*How to complete this task:* Among the records below, find the lines containing "What" and state only how many there are.

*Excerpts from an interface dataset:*
_ _ _ _ _ _ _
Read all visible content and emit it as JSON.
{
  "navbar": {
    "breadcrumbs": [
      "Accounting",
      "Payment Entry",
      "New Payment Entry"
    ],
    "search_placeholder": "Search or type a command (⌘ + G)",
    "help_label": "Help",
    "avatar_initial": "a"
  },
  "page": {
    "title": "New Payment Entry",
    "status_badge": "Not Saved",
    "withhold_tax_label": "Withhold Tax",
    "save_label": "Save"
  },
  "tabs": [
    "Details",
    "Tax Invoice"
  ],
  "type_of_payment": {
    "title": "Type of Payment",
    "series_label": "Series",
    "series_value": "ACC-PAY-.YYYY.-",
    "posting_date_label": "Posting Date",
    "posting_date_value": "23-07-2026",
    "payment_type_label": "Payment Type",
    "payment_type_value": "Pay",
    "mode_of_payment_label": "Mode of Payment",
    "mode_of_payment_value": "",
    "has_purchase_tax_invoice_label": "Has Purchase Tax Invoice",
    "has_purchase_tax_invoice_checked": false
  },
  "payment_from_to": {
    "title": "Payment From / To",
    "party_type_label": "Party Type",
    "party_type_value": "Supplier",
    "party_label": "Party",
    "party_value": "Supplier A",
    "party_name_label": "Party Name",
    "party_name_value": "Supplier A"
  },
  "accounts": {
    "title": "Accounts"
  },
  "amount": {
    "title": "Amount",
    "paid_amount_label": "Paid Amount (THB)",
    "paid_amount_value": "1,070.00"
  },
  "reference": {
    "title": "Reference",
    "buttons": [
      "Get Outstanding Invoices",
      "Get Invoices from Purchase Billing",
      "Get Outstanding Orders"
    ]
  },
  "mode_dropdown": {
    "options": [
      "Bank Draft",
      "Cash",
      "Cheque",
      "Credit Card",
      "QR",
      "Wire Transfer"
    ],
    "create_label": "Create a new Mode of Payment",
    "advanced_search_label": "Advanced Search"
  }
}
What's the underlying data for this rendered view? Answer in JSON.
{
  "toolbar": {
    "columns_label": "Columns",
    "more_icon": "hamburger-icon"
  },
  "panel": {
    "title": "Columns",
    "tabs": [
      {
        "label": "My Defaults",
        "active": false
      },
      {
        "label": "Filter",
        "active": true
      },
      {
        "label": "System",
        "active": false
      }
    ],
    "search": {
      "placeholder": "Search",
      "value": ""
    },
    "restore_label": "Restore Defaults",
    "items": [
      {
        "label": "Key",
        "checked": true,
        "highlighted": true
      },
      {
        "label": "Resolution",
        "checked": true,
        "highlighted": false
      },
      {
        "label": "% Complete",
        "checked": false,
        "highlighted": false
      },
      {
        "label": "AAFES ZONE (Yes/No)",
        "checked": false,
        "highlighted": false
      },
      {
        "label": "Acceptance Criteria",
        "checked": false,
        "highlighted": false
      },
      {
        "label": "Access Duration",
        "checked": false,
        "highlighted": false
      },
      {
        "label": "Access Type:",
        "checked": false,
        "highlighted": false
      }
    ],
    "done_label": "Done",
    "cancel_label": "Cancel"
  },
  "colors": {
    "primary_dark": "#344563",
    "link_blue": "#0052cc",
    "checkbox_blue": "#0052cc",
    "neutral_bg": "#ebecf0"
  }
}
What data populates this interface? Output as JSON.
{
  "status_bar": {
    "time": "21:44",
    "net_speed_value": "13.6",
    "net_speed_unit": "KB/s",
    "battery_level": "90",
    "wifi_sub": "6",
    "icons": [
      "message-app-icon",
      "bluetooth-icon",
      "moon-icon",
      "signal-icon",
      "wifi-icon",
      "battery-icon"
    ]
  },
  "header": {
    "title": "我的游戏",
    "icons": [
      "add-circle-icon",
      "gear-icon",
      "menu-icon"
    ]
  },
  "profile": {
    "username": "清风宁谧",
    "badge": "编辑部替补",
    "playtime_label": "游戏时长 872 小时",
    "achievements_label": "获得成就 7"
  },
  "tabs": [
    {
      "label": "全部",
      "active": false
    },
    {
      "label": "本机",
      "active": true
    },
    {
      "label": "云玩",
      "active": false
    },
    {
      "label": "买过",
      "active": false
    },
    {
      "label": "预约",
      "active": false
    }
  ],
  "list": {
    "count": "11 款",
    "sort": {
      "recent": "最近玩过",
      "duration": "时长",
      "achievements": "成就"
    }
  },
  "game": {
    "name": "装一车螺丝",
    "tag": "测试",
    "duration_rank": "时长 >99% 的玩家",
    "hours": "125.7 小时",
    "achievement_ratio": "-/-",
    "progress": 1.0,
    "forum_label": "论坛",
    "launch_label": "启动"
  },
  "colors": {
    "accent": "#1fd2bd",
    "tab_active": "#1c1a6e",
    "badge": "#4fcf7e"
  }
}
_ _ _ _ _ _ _
*Finished exercise:* 2